The greatly esteemed essayist, novelist, and philosopher reflects on the art of translation and on rainer maria rilke's duino elegies-and gives us his own translation of Rilke's masterwork.
But Rilke is not only a brilliant poet, one of the greatest of the twentieth century, he is also difficult to approach. I read him on and off for ten years before I could see beyond what I thought was pretentious esthetic posturing. (Now, like so many others, I see Rilke as one of the great meditators on art and life, someone who reveals us to ourselves with a depth and clarity that few -- if any -- can equal.)
Here, in sum, is why this book is so wonderful. William Gass has read, and struggled with, and been guided by, Rainier Maria Rilke all his life. In many ways, he tells us, he has been clolser to Rilke than any other human being. And now, after a half century of that intimate relationship, he tells us who this literary 'friend' is, what his life has been, what he has gone through, what he has achieved -- and why we should care. There can be no more important book for any of us to write: 'this is what I cared most about in my life, this is what I learned from that caring.'

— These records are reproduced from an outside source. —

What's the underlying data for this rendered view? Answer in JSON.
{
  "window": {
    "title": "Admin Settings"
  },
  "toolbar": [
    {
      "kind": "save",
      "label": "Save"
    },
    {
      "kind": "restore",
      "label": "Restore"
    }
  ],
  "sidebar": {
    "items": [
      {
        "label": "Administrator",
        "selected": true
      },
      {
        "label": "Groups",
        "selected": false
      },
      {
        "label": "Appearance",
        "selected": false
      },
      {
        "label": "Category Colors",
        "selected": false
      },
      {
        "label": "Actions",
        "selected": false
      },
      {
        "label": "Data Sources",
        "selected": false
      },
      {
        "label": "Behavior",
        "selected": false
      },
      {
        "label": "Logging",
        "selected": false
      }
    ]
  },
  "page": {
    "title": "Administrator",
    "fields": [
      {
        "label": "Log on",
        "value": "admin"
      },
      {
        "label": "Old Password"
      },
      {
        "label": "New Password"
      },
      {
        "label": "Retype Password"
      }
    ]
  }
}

This is what Willam H. Gass, a major American novelist, does in his book:
-- He provides a brilliant short biography of Rilke
-- He explicates, effortlessly, some of his shorter lyrics, so that the reader can understand what Rilke does and what is at stake in his poems.
-- He teaches us, through a long but not boring chapter on translation, just how complex and apt Rilke's language is. That is not small accomplishment, since Rilke seems to sing so effortlessly that it easy to overlook how much is going on in each phrase.
-- He knows what is best in Rilke, focusing on the revolutionary "New Poems," the amazing "Requiem" to Paula Modersohn-Becker, and Rilke's towering achievement, the "Duino Elegies."
-- He, by following Rilke's artistic career with all its hesitations and confusions, helps us to understand how the "Elegies" are discovery and revelation: not just for us, but for the poet himself.
-- He provides us with fine translations of many Rilke poems, including the "Elegies."
The book Gass has written is a rich and satisfying way to enter into Rilke's poetry. It is as if one's grandfather sat down under a shady tree one bright and sunny summer morning, and began, "The love of my life has been...." and then spentthe rest of the day speaking in warm and intimate ways about that love and what it has meant to his life.
Just as that would be a marvelous day, so this is a marvelous and unforgettable book